Report each line of the data that contains the string "Retail".

++++ Exercise data

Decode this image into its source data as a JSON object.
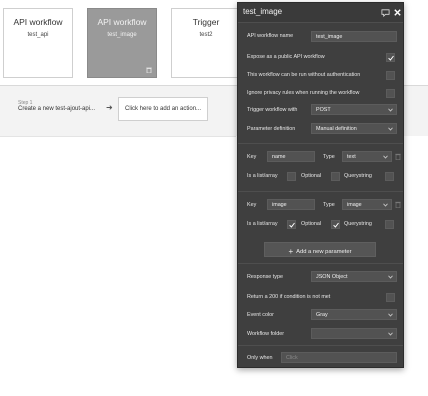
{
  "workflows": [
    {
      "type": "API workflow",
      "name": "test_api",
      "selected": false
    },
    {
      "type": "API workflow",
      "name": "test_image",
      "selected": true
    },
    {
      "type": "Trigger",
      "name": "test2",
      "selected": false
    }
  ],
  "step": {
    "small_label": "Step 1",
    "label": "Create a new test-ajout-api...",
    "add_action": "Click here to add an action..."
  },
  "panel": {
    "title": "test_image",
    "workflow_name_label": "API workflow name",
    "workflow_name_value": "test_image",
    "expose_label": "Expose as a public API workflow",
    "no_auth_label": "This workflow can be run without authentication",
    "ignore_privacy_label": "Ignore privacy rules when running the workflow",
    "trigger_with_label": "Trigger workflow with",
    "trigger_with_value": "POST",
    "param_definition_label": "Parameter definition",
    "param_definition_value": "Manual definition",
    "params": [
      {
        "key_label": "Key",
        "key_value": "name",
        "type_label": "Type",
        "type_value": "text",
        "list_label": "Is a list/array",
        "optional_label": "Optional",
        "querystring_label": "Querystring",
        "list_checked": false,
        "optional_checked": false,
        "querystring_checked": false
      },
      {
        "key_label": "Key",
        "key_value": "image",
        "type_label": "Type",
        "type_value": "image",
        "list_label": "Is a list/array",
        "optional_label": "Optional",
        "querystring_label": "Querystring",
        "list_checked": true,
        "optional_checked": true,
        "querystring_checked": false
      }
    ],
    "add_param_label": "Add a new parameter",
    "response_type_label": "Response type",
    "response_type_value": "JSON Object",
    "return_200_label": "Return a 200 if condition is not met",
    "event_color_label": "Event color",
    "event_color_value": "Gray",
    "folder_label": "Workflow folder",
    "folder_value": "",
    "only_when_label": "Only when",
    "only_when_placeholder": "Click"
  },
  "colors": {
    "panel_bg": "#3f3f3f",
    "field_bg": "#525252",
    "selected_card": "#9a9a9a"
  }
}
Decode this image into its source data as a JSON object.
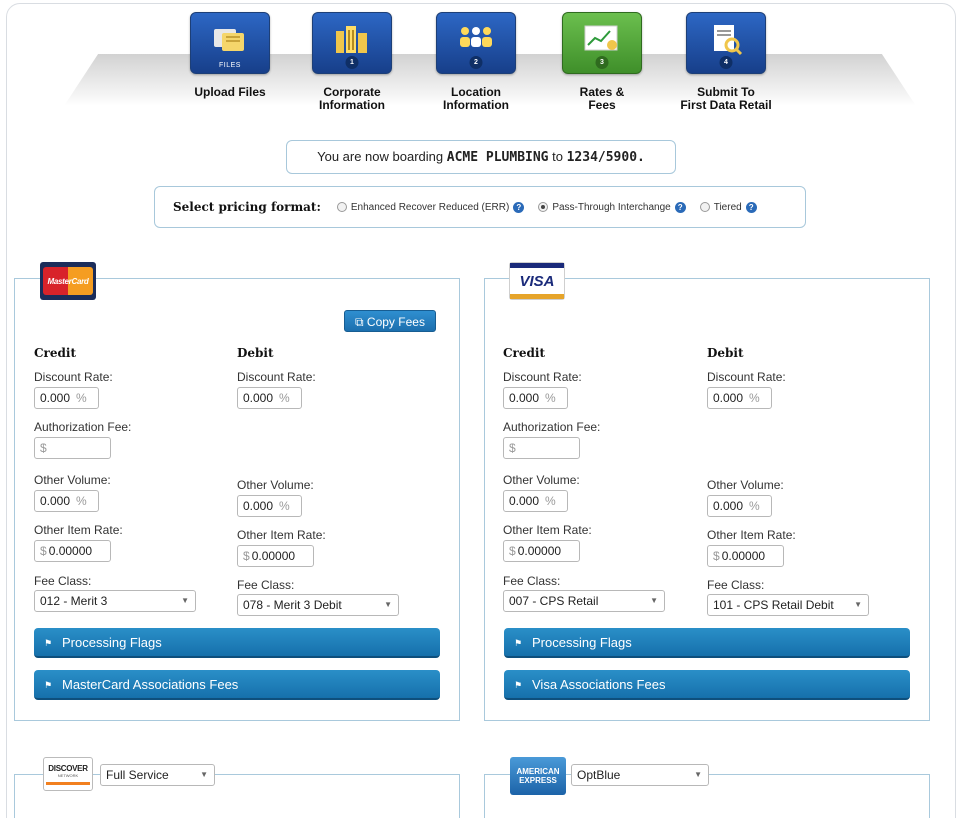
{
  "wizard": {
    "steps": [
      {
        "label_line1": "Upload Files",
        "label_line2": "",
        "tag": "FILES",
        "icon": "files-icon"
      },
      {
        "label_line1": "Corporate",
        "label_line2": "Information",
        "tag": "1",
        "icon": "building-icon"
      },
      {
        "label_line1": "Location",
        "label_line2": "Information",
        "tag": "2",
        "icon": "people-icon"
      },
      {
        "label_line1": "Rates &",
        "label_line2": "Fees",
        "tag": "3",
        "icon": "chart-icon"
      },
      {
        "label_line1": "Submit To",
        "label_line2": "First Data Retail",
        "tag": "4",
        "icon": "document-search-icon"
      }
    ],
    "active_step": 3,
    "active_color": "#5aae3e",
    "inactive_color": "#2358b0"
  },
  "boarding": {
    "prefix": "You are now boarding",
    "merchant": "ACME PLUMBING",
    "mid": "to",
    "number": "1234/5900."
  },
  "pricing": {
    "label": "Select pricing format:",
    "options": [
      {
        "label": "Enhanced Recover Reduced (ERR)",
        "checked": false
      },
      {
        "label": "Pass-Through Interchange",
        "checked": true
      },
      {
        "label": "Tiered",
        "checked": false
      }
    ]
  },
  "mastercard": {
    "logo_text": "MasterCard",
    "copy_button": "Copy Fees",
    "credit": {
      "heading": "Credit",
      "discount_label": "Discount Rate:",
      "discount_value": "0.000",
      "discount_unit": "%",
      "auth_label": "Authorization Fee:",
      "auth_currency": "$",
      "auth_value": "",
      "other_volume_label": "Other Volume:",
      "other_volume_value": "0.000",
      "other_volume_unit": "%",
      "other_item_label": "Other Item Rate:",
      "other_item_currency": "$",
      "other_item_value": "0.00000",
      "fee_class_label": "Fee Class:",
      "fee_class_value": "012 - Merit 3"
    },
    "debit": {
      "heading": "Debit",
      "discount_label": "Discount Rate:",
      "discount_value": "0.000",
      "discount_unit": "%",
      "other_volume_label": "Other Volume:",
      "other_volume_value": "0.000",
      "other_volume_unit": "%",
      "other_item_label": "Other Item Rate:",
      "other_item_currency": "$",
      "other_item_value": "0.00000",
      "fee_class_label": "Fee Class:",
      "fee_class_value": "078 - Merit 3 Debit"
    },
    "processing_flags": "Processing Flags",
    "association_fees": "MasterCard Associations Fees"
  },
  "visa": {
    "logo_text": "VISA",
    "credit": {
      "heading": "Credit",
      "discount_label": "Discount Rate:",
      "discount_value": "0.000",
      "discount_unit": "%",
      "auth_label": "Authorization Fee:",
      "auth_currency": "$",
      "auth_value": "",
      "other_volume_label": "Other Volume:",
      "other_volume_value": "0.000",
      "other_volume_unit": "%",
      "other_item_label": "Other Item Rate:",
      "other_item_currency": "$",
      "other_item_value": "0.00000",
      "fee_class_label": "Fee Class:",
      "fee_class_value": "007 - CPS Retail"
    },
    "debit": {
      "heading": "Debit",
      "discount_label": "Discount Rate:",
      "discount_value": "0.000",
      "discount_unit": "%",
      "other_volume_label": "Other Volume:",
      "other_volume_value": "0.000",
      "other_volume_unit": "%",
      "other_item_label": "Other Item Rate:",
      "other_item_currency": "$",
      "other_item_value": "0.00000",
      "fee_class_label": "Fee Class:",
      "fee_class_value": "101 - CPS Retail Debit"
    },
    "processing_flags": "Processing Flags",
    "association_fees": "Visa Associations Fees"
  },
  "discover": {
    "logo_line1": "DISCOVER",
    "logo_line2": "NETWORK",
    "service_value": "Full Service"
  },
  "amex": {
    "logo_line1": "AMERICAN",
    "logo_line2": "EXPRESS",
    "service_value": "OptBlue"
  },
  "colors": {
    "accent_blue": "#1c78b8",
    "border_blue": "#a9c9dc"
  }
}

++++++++
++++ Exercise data

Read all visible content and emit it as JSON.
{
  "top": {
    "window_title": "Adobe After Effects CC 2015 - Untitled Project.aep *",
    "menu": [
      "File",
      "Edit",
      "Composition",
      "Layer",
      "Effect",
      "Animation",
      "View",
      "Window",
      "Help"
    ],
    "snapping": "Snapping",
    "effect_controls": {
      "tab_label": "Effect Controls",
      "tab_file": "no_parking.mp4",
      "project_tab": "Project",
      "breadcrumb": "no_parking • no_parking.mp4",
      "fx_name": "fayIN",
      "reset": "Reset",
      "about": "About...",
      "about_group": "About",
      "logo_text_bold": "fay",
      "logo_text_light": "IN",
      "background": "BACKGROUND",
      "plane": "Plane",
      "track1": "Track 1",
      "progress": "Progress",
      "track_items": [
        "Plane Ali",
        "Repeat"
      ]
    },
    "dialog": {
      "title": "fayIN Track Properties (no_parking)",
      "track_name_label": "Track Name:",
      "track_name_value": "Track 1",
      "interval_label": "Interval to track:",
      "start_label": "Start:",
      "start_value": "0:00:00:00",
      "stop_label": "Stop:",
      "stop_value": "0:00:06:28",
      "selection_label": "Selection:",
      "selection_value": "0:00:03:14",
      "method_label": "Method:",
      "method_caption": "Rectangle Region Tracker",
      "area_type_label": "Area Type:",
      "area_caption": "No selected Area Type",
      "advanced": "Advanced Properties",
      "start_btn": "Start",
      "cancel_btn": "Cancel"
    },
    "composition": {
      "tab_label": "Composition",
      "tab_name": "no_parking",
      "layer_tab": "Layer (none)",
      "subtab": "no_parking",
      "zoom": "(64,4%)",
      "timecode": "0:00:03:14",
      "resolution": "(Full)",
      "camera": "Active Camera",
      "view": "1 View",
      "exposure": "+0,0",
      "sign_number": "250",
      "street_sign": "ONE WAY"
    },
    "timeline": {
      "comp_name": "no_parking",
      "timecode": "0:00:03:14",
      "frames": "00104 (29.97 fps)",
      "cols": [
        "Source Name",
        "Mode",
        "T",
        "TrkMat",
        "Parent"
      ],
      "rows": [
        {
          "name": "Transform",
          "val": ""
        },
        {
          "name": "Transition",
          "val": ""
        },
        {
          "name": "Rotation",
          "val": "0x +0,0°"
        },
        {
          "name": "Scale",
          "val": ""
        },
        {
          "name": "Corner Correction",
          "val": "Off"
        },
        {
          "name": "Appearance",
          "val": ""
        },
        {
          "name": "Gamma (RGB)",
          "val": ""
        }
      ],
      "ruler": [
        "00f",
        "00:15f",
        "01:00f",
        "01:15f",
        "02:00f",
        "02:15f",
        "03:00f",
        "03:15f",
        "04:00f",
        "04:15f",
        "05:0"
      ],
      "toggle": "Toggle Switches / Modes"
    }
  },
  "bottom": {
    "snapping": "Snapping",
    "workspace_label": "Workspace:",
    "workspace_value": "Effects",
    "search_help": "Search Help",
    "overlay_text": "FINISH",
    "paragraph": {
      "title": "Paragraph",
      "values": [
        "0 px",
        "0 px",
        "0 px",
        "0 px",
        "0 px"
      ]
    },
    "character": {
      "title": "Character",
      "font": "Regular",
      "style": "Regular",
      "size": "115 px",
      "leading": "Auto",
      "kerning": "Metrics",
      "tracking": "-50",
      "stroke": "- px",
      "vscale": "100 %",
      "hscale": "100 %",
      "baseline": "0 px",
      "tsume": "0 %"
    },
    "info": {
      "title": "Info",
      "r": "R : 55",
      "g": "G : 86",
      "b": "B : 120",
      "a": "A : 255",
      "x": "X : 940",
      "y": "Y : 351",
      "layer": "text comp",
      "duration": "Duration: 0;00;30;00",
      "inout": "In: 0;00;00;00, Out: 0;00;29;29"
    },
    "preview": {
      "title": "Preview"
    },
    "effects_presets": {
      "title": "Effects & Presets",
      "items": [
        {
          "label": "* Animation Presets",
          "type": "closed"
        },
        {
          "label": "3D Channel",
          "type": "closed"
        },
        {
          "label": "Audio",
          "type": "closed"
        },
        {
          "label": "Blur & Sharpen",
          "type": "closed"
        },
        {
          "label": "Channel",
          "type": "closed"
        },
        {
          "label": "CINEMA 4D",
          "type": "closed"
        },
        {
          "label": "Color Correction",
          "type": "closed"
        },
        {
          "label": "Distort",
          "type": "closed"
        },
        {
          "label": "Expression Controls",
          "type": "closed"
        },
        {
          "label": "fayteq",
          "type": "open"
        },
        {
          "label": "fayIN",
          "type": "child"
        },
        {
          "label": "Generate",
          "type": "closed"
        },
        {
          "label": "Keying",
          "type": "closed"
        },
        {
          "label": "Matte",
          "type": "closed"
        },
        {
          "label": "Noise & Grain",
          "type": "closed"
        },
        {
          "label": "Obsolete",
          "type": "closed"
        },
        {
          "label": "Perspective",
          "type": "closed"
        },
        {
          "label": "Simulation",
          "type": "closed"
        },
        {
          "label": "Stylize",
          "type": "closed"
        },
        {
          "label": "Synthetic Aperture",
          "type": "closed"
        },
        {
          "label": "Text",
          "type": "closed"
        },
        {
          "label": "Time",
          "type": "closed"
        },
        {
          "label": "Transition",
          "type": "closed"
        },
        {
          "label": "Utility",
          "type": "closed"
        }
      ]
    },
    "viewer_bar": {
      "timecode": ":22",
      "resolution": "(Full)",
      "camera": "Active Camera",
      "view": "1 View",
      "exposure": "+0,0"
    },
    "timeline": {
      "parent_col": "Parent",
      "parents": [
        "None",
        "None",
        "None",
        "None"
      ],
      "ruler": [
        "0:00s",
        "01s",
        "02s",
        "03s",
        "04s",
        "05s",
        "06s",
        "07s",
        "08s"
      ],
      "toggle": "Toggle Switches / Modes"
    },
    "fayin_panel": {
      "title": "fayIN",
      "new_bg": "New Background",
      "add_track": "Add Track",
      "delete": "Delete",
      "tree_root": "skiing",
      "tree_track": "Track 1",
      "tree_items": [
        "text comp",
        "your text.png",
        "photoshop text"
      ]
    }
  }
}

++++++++

=== Exercise answer ===
        "label_line2": "First Data Retail",
      "fee_class_value": "007 - CPS Retail"
      "fee_class_value": "101 - CPS Retail Debit"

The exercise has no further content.